[DATA — start]

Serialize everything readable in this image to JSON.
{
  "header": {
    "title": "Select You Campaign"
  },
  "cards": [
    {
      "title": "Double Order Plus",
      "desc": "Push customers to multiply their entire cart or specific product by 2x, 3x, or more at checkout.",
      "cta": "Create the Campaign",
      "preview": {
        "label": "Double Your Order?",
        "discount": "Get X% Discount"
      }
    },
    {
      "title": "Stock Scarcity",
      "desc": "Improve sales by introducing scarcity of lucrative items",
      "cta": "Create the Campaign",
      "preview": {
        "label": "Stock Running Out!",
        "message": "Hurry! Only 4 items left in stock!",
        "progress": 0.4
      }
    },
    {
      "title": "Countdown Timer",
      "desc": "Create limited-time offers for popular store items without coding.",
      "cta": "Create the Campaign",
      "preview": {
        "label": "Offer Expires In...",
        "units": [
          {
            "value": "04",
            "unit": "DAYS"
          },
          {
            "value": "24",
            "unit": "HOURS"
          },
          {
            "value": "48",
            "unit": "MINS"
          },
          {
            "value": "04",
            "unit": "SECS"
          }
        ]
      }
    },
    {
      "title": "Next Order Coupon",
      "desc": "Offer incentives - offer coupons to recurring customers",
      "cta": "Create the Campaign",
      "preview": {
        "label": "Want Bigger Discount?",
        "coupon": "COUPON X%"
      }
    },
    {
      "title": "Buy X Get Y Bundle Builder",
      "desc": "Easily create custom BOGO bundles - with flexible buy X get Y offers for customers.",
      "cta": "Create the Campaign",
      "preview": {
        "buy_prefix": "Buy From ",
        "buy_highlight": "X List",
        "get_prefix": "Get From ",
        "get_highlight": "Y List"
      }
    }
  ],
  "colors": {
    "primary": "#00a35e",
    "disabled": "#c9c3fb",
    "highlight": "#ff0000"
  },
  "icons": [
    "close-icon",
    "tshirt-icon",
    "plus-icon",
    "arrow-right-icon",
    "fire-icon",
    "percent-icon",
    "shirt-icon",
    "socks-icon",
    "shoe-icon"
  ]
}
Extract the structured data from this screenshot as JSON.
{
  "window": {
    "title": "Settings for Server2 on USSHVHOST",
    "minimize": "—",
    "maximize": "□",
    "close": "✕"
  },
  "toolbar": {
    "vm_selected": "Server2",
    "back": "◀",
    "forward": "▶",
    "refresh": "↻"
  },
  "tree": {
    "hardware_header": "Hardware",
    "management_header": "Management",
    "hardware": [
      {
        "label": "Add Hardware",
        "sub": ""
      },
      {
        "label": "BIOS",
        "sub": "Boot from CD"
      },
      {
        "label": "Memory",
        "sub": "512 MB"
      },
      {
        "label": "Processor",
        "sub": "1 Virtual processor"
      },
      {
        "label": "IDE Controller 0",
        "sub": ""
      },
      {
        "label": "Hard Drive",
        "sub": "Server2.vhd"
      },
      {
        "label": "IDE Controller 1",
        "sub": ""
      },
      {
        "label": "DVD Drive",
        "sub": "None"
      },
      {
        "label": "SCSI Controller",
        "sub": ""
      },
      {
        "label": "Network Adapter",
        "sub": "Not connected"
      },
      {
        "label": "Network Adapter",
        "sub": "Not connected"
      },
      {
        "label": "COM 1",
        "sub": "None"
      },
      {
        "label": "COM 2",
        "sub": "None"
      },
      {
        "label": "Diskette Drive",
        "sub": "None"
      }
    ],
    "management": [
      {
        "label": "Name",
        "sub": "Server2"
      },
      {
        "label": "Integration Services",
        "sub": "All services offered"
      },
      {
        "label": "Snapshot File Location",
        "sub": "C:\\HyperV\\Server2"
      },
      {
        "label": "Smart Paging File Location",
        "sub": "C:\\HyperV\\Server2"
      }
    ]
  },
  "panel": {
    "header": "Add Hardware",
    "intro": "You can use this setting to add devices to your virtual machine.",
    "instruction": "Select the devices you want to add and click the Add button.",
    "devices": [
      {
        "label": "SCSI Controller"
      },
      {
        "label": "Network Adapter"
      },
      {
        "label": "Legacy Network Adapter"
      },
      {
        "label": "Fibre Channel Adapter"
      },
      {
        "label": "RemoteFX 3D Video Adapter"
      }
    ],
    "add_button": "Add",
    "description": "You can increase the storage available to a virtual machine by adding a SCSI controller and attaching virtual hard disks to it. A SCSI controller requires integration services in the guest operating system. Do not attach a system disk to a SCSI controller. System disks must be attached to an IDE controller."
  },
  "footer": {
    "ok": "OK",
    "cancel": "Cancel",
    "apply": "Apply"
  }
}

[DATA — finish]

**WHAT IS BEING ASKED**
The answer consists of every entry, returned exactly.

**RESULT FOR THIS EXERCISE**
Serialize everything readable in this image to JSON.
{
  "header": {
    "title": "Select You Campaign"
  },
  "cards": [
    {
      "title": "Double Order Plus",
      "desc": "Push customers to multiply their entire cart or specific product by 2x, 3x, or more at checkout.",
      "cta": "Create the Campaign",
      "preview": {
        "label": "Double Your Order?",
        "discount": "Get X% Discount"
      }
    },
    {
      "title": "Stock Scarcity",
      "desc": "Improve sales by introducing scarcity of lucrative items",
      "cta": "Create the Campaign",
      "preview": {
        "label": "Stock Running Out!",
        "message": "Hurry! Only 4 items left in stock!",
        "progress": 0.4
      }
    },
    {
      "title": "Countdown Timer",
      "desc": "Create limited-time offers for popular store items without coding.",
      "cta": "Create the Campaign",
      "preview": {
        "label": "Offer Expires In...",
        "units": [
          {
            "value": "04",
            "unit": "DAYS"
          },
          {
            "value": "24",
            "unit": "HOURS"
          },
          {
            "value": "48",
            "unit": "MINS"
          },
          {
            "value": "04",
            "unit": "SECS"
          }
        ]
      }
    },
    {
      "title": "Next Order Coupon",
      "desc": "Offer incentives - offer coupons to recurring customers",
      "cta": "Create the Campaign",
      "preview": {
        "label": "Want Bigger Discount?",
        "coupon": "COUPON X%"
      }
    },
    {
      "title": "Buy X Get Y Bundle Builder",
      "desc": "Easily create custom BOGO bundles - with flexible buy X get Y offers for customers.",
      "cta": "Create the Campaign",
      "preview": {
        "buy_prefix": "Buy From ",
        "buy_highlight": "X List",
        "get_prefix": "Get From ",
        "get_highlight": "Y List"
      }
    }
  ],
  "colors": {
    "primary": "#00a35e",
    "disabled": "#c9c3fb",
    "highlight": "#ff0000"
  },
  "icons": [
    "close-icon",
    "tshirt-icon",
    "plus-icon",
    "arrow-right-icon",
    "fire-icon",
    "percent-icon",
    "shirt-icon",
    "socks-icon",
    "shoe-icon"
  ]
}
Extract the structured data from this screenshot as JSON.
{
  "window": {
    "title": "Settings for Server2 on USSHVHOST",
    "minimize": "—",
    "maximize": "□",
    "close": "✕"
  },
  "toolbar": {
    "vm_selected": "Server2",
    "back": "◀",
    "forward": "▶",
    "refresh": "↻"
  },
  "tree": {
    "hardware_header": "Hardware",
    "management_header": "Management",
    "hardware": [
      {
        "label": "Add Hardware",
        "sub": ""
      },
      {
        "label": "BIOS",
        "sub": "Boot from CD"
      },
      {
        "label": "Memory",
        "sub": "512 MB"
      },
      {
        "label": "Processor",
        "sub": "1 Virtual processor"
      },
      {
        "label": "IDE Controller 0",
        "sub": ""
      },
      {
        "label": "Hard Drive",
        "sub": "Server2.vhd"
      },
      {
        "label": "IDE Controller 1",
        "sub": ""
      },
      {
        "label": "DVD Drive",
        "sub": "None"
      },
      {
        "label": "SCSI Controller",
        "sub": ""
      },
      {
        "label": "Network Adapter",
        "sub": "Not connected"
      },
      {
        "label": "Network Adapter",
        "sub": "Not connected"
      },
      {
        "label": "COM 1",
        "sub": "None"
      },
      {
        "label": "COM 2",
        "sub": "None"
      },
      {
        "label": "Diskette Drive",
        "sub": "None"
      }
    ],
    "management": [
      {
        "label": "Name",
        "sub": "Server2"
      },
      {
        "label": "Integration Services",
        "sub": "All services offered"
      },
      {
        "label": "Snapshot File Location",
        "sub": "C:\\HyperV\\Server2"
      },
      {
        "label": "Smart Paging File Location",
        "sub": "C:\\HyperV\\Server2"
      }
    ]
  },
  "panel": {
    "header": "Add Hardware",
    "intro": "You can use this setting to add devices to your virtual machine.",
    "instruction": "Select the devices you want to add and click the Add button.",
    "devices": [
      {
        "label": "SCSI Controller"
      },
      {
        "label": "Network Adapter"
      },
      {
        "label": "Legacy Network Adapter"
      },
      {
        "label": "Fibre Channel Adapter"
      },
      {
        "label": "RemoteFX 3D Video Adapter"
      }
    ],
    "add_button": "Add",
    "description": "You can increase the storage available to a virtual machine by adding a SCSI controller and attaching virtual hard disks to it. A SCSI controller requires integration services in the guest operating system. Do not attach a system disk to a SCSI controller. System disks must be attached to an IDE controller."
  },
  "footer": {
    "ok": "OK",
    "cancel": "Cancel",
    "apply": "Apply"
  }
}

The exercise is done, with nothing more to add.